> How to complete this task
Only the lines that include "JSON" should be copied from the data below.

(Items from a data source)
|---|

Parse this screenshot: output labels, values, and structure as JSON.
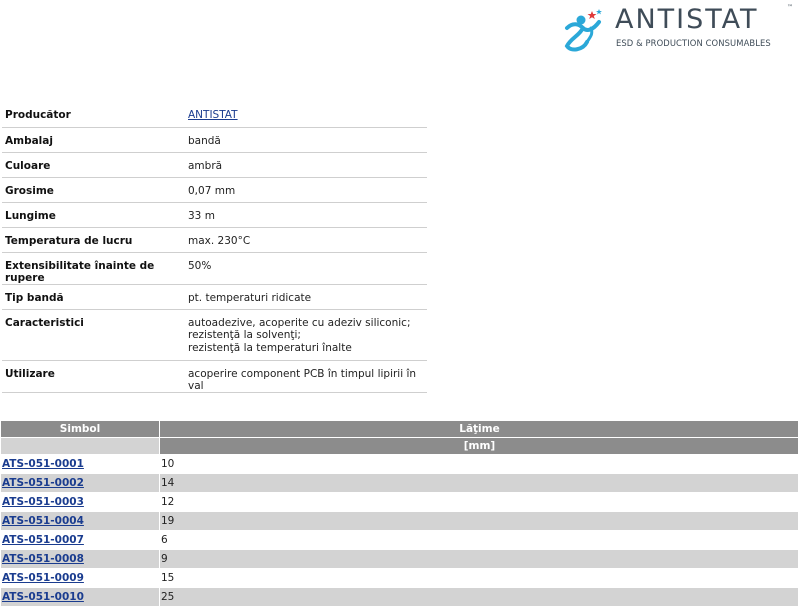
{
  "brand": {
    "name": "ANTISTAT",
    "trademark": "™",
    "tagline": "ESD & PRODUCTION CONSUMABLES"
  },
  "specs": [
    {
      "label": "Producător",
      "value": "ANTISTAT",
      "link": true
    },
    {
      "label": "Ambalaj",
      "value": "bandă"
    },
    {
      "label": "Culoare",
      "value": "ambră"
    },
    {
      "label": "Grosime",
      "value": "0,07 mm"
    },
    {
      "label": "Lungime",
      "value": "33 m"
    },
    {
      "label": "Temperatura de lucru",
      "value": "max. 230°C"
    },
    {
      "label": "Extensibilitate înainte de rupere",
      "value": "50%"
    },
    {
      "label": "Tip bandă",
      "value": "pt. temperaturi ridicate"
    },
    {
      "label": "Caracteristici",
      "lines": [
        "autoadezive, acoperite cu adeziv siliconic;",
        "rezistenţă la solvenţi;",
        "rezistenţă la temperaturi înalte"
      ]
    },
    {
      "label": "Utilizare",
      "value": "acoperire component PCB în timpul lipirii în val"
    }
  ],
  "items_table": {
    "col_symbol": "Simbol",
    "col_width": "Lăţime",
    "col_width_unit": "[mm]",
    "rows": [
      {
        "symbol": "ATS-051-0001",
        "width": "10"
      },
      {
        "symbol": "ATS-051-0002",
        "width": "14"
      },
      {
        "symbol": "ATS-051-0003",
        "width": "12"
      },
      {
        "symbol": "ATS-051-0004",
        "width": "19"
      },
      {
        "symbol": "ATS-051-0007",
        "width": "6"
      },
      {
        "symbol": "ATS-051-0008",
        "width": "9"
      },
      {
        "symbol": "ATS-051-0009",
        "width": "15"
      },
      {
        "symbol": "ATS-051-0010",
        "width": "25"
      }
    ]
  },
  "colors": {
    "link": "#1a3c8f",
    "header_bg": "#8c8c8c",
    "row_alt": "#d3d3d3",
    "logo_blue": "#2ba8d8",
    "logo_red": "#e03a3a"
  }
}
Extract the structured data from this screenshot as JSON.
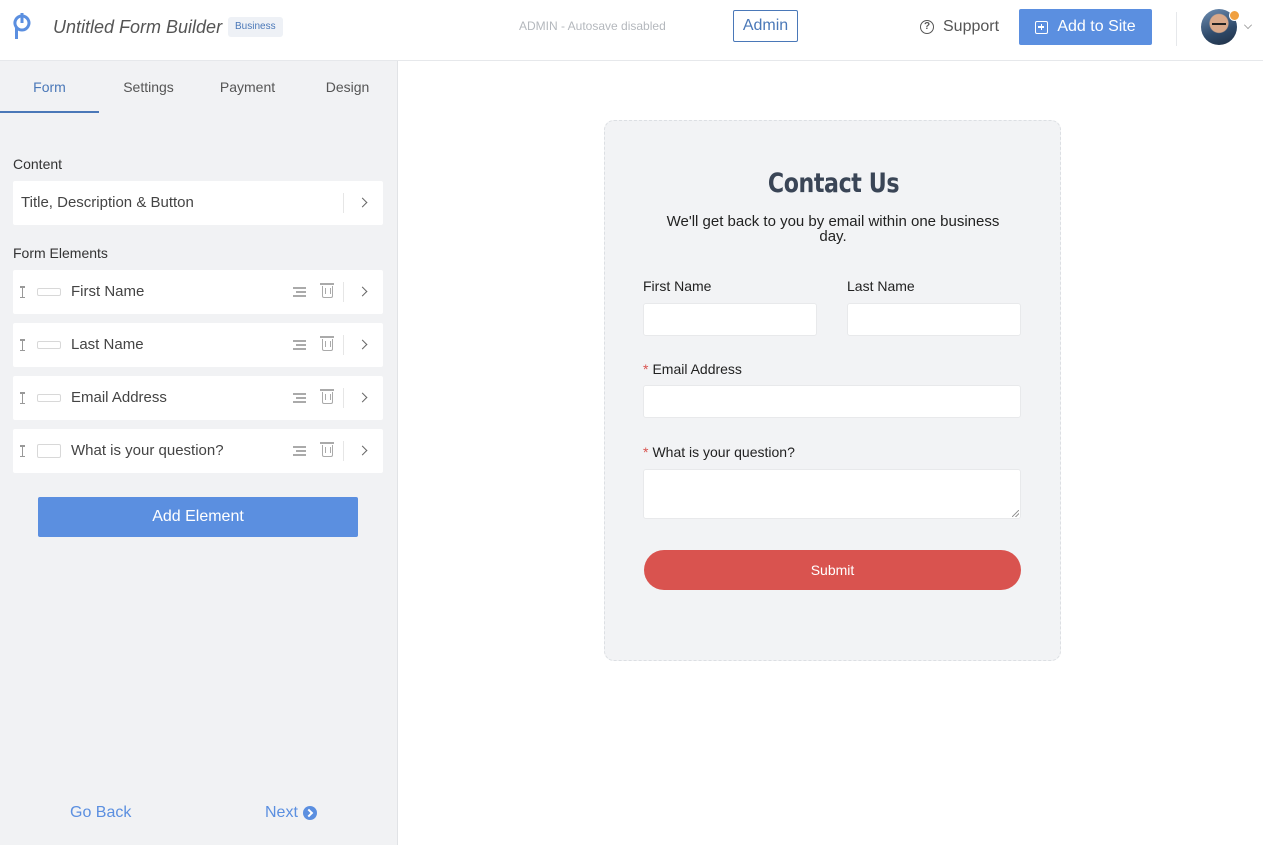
{
  "header": {
    "app_title": "Untitled Form Builder",
    "plan_badge": "Business",
    "autosave_status": "ADMIN - Autosave disabled",
    "admin_label": "Admin",
    "support_label": "Support",
    "add_to_site_label": "Add to Site"
  },
  "sidebar": {
    "tabs": [
      {
        "label": "Form",
        "active": true
      },
      {
        "label": "Settings",
        "active": false
      },
      {
        "label": "Payment",
        "active": false
      },
      {
        "label": "Design",
        "active": false
      }
    ],
    "content_label": "Content",
    "content_item": "Title, Description & Button",
    "form_elements_label": "Form Elements",
    "elements": [
      {
        "label": "First Name",
        "icon": "text-field-icon"
      },
      {
        "label": "Last Name",
        "icon": "text-field-icon"
      },
      {
        "label": "Email Address",
        "icon": "email-field-icon"
      },
      {
        "label": "What is your question?",
        "icon": "textarea-field-icon"
      }
    ],
    "add_element_label": "Add Element",
    "go_back_label": "Go Back",
    "next_label": "Next"
  },
  "form": {
    "title": "Contact Us",
    "description": "We'll get back to you by email within one business day.",
    "first_name_label": "First Name",
    "last_name_label": "Last Name",
    "required_mark": "*",
    "email_label": "Email Address",
    "question_label": "What is your question?",
    "submit_label": "Submit"
  },
  "colors": {
    "accent": "#5b8fe0",
    "submit": "#d9534f",
    "required": "#d9534f"
  }
}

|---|

> Finished exercise
Parse this screenshot: output labels, values, and structure as JSON.
Extract the structured data from this screenshot as JSON.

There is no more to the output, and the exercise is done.